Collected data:
──────
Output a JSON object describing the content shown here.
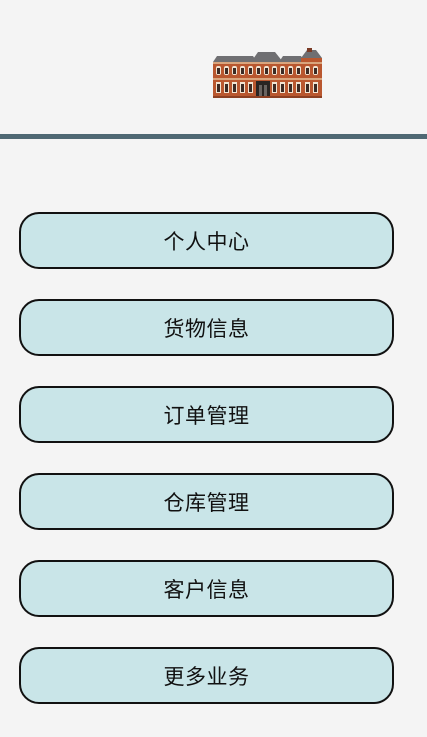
{
  "header": {
    "logo_icon": "building-icon"
  },
  "menu": {
    "items": [
      {
        "label": "个人中心"
      },
      {
        "label": "货物信息"
      },
      {
        "label": "订单管理"
      },
      {
        "label": "仓库管理"
      },
      {
        "label": "客户信息"
      },
      {
        "label": "更多业务"
      }
    ]
  },
  "colors": {
    "background": "#f4f4f4",
    "divider": "#4f6873",
    "button_fill": "#c9e5e8",
    "button_border": "#111111"
  }
}
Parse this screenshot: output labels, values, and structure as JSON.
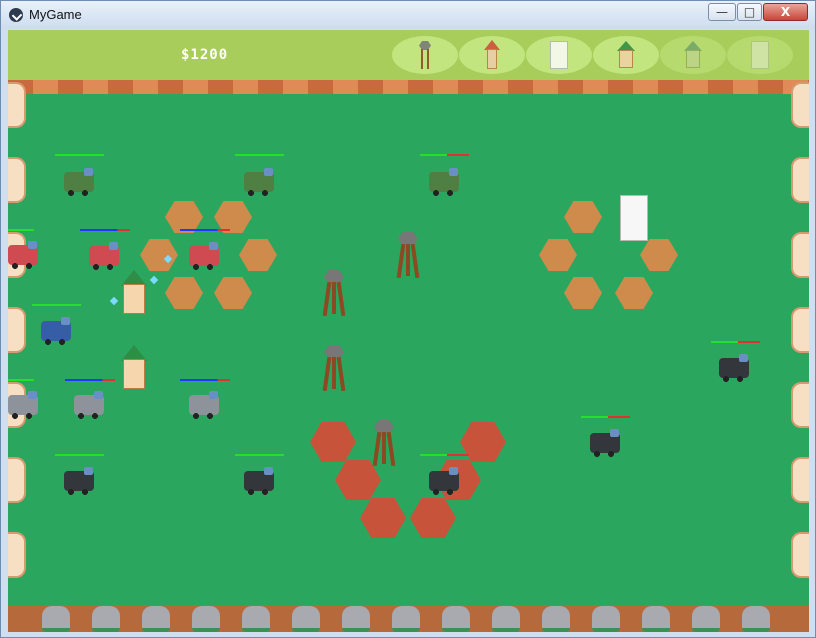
{
  "window": {
    "title": "MyGame",
    "minimize_label": "—",
    "maximize_label": "□",
    "close_label": "X"
  },
  "hud": {
    "money": "$1200",
    "build_options": [
      {
        "name": "watchtower-icon",
        "state": "available"
      },
      {
        "name": "red-roof-tower-icon",
        "state": "available"
      },
      {
        "name": "white-block-icon",
        "state": "available"
      },
      {
        "name": "green-roof-house-icon",
        "state": "available"
      },
      {
        "name": "faded-sprout-icon",
        "state": "disabled"
      },
      {
        "name": "faded-block-icon",
        "state": "disabled"
      }
    ]
  },
  "colors": {
    "grass": "#2aa65e",
    "hud": "#a9cd5b",
    "enemy_health": "#25e02a",
    "damage": "#e03030",
    "player_health": "#1f38ff"
  }
}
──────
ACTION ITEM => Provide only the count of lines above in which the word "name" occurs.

ANSWER SPACE => 6